▸ WHAT THE TASK ASKS
Scan the records for the string "location", then copy each line that has it.

▸ SUPPLIED INFORMATION
Start of Block

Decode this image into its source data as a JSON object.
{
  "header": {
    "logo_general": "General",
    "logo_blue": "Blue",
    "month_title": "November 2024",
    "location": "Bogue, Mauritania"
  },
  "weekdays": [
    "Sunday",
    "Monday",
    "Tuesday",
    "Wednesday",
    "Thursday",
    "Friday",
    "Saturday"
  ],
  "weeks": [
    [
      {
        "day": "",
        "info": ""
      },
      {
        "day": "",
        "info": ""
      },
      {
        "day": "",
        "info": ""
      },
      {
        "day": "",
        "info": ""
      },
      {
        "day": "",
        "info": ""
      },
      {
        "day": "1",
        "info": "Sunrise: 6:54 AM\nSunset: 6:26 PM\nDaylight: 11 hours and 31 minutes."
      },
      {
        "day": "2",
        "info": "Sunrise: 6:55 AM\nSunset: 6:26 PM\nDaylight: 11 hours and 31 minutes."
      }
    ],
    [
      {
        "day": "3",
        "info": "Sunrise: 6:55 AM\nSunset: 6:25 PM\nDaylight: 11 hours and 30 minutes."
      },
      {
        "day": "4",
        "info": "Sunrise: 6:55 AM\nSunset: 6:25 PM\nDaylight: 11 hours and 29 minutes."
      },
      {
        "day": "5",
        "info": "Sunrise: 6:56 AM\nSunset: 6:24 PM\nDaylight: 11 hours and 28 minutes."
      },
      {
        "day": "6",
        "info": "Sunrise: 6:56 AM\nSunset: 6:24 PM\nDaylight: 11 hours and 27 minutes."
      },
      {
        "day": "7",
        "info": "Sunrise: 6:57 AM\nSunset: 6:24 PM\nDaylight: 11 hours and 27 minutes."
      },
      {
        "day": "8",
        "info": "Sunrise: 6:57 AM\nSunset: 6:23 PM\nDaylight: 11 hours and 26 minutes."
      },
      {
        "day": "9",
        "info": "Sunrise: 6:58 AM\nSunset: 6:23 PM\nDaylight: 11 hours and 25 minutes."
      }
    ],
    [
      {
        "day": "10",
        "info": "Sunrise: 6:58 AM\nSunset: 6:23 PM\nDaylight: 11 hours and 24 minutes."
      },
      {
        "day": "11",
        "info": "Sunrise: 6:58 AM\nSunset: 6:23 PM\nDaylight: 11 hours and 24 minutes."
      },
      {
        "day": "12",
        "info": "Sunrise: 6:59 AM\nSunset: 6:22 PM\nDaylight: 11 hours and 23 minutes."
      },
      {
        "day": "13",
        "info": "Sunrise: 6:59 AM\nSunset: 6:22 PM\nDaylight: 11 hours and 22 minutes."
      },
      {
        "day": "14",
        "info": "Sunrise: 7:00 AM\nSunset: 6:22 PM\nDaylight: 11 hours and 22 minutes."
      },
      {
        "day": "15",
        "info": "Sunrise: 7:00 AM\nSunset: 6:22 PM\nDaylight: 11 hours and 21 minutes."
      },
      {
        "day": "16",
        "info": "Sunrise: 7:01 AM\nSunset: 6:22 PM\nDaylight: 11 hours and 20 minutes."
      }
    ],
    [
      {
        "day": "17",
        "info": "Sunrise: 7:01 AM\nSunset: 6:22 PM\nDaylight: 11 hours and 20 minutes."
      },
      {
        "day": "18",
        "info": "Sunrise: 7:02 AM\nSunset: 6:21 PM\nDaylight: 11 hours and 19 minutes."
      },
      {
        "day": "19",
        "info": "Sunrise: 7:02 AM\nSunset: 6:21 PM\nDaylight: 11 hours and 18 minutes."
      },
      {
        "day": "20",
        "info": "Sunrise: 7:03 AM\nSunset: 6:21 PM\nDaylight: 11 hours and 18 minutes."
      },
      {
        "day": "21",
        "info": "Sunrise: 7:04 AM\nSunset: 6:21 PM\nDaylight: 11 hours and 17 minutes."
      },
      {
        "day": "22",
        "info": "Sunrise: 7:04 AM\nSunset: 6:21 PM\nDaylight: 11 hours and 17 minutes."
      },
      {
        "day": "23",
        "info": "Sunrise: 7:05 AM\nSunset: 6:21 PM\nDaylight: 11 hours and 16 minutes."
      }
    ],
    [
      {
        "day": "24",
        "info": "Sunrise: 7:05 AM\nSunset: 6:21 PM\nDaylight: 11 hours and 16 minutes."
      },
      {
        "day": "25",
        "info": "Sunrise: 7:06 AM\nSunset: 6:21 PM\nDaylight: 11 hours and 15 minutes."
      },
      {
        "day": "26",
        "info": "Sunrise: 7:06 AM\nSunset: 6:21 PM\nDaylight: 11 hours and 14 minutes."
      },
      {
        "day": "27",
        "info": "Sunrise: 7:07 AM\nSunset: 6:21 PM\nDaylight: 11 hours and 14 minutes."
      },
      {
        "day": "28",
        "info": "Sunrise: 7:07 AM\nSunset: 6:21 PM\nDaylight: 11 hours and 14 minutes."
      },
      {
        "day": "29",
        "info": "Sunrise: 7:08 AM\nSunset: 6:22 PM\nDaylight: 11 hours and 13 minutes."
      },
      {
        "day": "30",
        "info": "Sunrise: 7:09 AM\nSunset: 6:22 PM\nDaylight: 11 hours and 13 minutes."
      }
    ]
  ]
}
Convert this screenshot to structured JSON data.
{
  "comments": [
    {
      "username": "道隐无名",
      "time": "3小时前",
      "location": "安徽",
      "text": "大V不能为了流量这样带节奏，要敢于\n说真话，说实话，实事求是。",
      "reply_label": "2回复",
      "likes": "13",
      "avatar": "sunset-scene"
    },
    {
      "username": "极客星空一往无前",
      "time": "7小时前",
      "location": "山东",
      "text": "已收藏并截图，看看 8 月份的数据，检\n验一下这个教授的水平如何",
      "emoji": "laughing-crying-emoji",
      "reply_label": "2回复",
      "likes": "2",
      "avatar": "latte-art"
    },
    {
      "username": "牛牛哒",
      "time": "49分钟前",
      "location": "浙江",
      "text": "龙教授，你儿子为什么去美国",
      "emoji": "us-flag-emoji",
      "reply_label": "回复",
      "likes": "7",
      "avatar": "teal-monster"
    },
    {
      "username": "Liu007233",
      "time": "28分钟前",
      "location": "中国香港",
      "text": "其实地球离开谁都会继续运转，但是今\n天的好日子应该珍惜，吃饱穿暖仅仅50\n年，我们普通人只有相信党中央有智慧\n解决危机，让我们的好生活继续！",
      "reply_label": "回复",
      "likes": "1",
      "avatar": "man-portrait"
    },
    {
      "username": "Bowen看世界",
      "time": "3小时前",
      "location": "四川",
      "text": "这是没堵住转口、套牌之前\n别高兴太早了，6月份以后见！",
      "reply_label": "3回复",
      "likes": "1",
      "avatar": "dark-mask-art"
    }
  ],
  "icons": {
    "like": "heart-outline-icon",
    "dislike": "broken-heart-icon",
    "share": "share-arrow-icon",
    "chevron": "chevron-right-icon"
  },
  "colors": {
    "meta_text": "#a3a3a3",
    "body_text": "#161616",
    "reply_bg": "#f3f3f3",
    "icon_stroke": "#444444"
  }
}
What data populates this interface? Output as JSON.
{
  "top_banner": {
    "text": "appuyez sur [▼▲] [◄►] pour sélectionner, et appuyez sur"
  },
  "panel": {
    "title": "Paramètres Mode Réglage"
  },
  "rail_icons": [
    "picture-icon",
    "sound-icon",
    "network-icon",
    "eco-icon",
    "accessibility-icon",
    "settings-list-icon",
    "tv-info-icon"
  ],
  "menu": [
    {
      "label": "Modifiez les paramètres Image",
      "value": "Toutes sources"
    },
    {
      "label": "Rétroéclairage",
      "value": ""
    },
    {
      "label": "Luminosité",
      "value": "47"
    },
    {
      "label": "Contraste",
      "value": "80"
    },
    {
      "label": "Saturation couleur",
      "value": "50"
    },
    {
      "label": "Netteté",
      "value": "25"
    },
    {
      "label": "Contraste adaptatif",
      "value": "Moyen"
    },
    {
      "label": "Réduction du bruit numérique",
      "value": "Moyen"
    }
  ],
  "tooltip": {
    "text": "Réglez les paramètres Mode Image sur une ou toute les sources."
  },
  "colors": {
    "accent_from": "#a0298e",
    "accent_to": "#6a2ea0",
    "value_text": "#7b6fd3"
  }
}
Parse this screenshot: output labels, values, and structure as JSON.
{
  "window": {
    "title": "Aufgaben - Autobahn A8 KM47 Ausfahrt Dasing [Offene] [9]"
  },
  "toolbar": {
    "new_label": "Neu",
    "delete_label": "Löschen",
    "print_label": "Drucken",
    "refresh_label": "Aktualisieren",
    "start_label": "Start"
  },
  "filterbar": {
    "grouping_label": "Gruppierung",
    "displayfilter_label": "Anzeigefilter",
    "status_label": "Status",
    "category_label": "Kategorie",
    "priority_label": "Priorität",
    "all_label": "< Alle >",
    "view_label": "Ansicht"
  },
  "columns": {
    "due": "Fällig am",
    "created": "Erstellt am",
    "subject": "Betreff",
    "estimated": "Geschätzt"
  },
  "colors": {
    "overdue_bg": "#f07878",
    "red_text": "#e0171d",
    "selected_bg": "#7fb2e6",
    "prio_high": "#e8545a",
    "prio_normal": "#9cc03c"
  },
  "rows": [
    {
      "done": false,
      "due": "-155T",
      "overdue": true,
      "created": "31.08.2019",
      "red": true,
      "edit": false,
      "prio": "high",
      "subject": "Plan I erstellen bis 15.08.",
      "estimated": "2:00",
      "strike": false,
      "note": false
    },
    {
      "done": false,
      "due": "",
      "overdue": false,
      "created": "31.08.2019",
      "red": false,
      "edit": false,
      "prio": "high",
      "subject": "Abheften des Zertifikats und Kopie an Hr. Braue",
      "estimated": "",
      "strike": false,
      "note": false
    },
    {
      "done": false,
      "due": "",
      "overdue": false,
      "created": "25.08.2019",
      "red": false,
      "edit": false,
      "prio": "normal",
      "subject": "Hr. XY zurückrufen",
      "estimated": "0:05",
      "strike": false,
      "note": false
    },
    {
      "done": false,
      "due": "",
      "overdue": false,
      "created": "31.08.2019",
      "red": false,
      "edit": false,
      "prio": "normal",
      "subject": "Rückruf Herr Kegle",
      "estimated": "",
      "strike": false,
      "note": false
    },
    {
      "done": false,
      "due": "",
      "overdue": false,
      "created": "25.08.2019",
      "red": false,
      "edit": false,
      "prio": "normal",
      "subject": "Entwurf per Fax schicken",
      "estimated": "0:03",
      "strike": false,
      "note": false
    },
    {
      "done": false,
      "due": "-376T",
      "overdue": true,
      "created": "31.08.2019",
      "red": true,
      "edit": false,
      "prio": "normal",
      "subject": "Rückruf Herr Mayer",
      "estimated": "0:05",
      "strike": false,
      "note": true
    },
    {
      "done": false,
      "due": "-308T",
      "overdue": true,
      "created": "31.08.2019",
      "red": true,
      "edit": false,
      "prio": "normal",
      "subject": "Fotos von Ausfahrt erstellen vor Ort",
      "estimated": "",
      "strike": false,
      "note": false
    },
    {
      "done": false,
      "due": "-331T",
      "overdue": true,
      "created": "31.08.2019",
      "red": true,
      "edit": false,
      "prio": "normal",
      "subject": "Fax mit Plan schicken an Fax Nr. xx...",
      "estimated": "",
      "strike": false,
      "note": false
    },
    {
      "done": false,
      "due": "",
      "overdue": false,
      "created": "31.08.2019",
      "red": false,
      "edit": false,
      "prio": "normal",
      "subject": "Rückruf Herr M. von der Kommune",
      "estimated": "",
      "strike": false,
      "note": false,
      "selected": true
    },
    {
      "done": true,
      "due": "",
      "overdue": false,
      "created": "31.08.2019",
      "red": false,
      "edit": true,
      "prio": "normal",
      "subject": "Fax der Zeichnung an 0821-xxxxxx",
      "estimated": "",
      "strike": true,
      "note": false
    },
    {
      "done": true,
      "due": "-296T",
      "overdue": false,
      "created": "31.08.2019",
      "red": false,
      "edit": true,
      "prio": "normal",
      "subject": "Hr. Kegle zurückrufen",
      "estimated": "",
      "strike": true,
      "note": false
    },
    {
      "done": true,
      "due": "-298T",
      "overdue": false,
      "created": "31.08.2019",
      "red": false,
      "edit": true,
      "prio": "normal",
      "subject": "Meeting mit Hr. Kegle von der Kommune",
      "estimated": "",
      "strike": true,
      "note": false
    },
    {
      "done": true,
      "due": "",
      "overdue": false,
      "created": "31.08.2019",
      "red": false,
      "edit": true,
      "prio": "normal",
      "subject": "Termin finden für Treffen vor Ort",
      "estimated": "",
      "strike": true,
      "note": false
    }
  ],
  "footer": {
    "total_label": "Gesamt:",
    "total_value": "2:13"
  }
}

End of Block

▸ RESPONSE
    "location": "Bogue, Mauritania"
      "location": "安徽",
      "location": "山东",
      "location": "浙江",
      "location": "中国香港",
      "location": "四川",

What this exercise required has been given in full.